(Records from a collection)
▬▬▬

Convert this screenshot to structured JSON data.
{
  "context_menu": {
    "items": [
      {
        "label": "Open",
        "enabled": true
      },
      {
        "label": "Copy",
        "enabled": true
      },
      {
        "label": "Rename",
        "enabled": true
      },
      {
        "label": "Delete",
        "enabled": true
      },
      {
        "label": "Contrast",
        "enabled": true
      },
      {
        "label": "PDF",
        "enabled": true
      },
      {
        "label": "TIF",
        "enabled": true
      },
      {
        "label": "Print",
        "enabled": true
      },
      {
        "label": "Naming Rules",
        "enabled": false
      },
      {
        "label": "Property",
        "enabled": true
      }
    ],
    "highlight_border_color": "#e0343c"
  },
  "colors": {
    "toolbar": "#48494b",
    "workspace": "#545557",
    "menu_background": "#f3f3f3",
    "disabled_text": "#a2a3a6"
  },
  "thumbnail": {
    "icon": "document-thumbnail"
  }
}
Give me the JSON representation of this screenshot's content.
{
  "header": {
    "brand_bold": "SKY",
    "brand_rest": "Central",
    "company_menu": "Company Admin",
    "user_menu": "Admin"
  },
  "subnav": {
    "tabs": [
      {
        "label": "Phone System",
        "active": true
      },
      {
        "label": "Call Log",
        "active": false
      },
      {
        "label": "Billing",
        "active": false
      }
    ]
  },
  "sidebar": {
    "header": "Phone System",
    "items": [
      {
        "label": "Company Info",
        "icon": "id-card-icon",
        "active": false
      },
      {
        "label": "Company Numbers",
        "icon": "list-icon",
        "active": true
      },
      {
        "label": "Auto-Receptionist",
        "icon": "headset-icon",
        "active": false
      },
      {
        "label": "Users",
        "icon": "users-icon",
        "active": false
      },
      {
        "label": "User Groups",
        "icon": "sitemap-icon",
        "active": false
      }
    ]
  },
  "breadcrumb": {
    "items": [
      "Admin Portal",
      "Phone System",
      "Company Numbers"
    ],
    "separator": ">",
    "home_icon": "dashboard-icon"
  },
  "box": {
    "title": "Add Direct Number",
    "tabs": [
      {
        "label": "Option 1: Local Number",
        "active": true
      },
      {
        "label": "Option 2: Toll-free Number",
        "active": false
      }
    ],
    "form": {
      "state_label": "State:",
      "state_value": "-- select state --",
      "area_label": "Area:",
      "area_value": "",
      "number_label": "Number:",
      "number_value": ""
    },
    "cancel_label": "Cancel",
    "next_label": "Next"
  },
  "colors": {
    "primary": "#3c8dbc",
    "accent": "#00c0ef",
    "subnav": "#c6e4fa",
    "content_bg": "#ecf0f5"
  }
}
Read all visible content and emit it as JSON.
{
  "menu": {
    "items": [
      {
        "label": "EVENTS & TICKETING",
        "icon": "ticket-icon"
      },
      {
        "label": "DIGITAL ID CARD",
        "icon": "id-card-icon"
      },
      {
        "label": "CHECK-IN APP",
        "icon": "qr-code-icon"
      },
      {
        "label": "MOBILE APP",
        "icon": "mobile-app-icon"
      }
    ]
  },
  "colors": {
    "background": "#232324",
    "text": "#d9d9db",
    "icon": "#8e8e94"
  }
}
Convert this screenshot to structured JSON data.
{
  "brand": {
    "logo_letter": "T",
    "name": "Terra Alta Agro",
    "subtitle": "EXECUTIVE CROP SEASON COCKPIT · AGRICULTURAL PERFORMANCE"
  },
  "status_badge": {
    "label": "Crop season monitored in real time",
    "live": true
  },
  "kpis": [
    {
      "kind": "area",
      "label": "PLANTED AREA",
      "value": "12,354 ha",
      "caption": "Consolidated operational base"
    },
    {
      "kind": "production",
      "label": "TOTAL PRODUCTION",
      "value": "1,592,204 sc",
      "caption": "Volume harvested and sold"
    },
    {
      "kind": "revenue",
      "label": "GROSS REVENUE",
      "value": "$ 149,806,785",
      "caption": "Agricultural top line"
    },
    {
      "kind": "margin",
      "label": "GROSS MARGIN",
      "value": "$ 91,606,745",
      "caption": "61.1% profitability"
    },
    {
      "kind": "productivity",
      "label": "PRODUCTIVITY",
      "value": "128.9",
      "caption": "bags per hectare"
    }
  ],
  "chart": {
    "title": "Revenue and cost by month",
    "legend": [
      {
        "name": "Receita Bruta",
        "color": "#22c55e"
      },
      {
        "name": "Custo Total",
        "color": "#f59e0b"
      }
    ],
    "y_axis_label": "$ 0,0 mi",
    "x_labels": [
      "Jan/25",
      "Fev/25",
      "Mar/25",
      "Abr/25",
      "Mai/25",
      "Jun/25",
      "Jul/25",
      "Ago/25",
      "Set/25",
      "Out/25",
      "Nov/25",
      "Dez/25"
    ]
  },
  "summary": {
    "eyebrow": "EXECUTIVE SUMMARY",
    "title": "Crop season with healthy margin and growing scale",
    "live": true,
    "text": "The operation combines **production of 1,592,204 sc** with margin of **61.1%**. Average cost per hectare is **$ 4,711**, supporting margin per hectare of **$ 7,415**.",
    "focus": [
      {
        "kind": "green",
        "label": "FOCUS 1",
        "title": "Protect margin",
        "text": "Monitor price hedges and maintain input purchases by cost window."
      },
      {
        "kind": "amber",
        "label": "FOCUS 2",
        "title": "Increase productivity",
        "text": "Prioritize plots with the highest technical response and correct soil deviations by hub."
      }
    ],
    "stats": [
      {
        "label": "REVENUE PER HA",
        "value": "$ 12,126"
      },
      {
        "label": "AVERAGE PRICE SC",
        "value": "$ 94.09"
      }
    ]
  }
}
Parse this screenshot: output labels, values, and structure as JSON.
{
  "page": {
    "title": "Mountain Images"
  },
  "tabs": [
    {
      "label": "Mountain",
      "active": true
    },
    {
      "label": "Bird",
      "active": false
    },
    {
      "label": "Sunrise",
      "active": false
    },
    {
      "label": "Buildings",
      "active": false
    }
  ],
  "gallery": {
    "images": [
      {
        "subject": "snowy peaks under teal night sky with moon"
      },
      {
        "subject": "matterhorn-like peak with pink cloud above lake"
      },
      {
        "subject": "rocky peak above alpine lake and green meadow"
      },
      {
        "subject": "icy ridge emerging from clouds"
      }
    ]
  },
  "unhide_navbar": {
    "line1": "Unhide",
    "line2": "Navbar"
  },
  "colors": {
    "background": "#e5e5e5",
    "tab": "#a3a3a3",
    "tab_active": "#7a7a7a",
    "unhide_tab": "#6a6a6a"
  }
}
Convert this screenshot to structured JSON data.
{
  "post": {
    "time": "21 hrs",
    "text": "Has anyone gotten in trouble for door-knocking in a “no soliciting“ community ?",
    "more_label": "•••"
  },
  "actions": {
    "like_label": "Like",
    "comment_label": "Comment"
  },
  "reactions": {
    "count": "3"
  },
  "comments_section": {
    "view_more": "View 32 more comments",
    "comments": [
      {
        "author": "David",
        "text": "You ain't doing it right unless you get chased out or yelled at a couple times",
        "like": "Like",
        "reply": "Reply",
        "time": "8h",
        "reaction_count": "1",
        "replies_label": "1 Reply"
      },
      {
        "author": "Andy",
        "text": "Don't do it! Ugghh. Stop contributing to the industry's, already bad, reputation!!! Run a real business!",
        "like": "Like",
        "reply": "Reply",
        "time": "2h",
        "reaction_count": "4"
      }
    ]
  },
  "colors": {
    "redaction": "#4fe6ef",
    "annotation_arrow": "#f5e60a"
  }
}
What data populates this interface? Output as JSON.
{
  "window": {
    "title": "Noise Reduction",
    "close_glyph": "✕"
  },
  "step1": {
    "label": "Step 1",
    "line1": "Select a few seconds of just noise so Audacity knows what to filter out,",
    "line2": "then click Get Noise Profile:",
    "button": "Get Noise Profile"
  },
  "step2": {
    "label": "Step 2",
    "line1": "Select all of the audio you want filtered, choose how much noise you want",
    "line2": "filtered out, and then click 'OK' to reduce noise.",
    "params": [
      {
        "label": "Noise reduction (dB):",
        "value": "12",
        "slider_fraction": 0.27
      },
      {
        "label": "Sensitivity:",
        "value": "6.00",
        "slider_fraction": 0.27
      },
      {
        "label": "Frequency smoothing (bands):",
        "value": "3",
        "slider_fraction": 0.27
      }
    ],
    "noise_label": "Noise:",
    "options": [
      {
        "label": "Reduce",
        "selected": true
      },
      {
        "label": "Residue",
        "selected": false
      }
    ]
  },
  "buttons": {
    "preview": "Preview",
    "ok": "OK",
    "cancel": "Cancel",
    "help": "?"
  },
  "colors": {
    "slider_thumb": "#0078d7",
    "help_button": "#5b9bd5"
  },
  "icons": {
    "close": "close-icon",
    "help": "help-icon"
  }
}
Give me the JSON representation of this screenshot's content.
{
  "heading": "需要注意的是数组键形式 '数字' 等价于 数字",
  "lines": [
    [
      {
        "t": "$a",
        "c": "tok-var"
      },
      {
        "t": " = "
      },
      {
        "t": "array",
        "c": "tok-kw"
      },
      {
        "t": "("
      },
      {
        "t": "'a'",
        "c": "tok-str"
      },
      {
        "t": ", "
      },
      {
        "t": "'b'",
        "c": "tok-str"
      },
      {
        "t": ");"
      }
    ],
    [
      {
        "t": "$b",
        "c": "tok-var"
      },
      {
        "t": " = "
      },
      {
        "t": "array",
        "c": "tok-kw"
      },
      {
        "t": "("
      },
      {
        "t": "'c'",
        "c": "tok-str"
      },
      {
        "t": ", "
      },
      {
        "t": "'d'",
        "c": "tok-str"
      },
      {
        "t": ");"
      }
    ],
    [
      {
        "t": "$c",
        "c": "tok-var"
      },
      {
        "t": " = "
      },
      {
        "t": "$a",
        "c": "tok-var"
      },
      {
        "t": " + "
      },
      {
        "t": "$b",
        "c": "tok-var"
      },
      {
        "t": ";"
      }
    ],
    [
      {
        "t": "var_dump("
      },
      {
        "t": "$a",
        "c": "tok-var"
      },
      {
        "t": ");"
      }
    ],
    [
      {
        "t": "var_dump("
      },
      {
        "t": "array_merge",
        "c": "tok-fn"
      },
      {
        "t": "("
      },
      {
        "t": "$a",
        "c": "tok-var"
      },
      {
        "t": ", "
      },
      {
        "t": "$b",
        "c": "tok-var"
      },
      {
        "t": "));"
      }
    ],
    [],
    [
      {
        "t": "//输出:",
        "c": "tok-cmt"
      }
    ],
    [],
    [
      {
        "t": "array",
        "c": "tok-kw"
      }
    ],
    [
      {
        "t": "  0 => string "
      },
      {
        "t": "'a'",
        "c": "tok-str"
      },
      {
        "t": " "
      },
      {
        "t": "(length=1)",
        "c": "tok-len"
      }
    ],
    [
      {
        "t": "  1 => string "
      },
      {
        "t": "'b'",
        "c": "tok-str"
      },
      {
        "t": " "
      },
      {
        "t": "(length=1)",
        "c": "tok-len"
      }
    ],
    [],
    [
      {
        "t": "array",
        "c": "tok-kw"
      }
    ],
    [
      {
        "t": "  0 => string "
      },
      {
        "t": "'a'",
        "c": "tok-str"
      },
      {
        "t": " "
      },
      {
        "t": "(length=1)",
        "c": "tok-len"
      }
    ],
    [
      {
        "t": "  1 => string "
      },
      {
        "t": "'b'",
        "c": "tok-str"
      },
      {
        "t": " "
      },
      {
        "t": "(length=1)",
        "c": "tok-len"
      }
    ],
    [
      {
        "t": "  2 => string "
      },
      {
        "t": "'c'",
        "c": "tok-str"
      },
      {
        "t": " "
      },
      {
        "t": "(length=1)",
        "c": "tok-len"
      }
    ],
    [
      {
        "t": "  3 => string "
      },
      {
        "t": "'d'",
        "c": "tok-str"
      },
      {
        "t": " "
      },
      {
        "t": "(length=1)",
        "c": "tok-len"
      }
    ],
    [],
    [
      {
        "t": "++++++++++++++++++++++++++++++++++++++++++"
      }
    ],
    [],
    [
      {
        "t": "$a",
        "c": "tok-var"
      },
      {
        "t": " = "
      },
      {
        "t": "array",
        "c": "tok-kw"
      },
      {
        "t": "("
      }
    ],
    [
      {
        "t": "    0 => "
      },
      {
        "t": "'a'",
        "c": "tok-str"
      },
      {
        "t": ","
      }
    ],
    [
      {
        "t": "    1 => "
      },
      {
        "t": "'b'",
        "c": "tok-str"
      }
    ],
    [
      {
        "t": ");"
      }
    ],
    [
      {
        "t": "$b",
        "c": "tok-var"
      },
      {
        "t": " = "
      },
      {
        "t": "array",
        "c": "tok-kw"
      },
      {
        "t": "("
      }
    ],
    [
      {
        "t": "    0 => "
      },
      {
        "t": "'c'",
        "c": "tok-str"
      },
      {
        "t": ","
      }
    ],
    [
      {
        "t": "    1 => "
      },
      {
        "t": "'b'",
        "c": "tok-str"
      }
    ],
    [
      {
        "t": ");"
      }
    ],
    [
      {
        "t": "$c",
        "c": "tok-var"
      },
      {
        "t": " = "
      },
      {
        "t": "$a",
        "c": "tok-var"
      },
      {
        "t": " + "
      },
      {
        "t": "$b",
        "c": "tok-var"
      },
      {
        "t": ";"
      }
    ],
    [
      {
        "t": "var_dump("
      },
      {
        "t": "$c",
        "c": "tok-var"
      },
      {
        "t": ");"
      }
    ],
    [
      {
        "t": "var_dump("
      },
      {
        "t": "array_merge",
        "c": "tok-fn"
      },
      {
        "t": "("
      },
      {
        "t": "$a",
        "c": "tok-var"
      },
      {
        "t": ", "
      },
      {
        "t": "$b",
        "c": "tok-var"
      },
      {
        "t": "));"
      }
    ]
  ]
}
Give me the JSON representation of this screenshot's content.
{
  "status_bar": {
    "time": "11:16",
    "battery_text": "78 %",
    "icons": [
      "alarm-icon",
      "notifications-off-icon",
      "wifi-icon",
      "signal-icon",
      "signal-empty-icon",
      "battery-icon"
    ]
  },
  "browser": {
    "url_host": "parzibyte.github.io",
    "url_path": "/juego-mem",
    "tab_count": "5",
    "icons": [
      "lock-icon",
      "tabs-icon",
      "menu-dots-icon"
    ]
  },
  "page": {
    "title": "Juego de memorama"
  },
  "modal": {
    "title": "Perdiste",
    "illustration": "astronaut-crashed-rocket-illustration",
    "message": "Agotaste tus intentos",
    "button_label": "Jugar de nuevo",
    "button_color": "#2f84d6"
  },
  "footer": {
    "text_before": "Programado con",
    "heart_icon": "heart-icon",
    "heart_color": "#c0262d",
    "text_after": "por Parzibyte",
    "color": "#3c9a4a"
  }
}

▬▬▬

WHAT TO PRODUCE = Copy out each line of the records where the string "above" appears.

RESULT OF THE EXERCISE =
        "subject": "matterhorn-like peak with pink cloud above lake"
        "subject": "rocky peak above alpine lake and green meadow"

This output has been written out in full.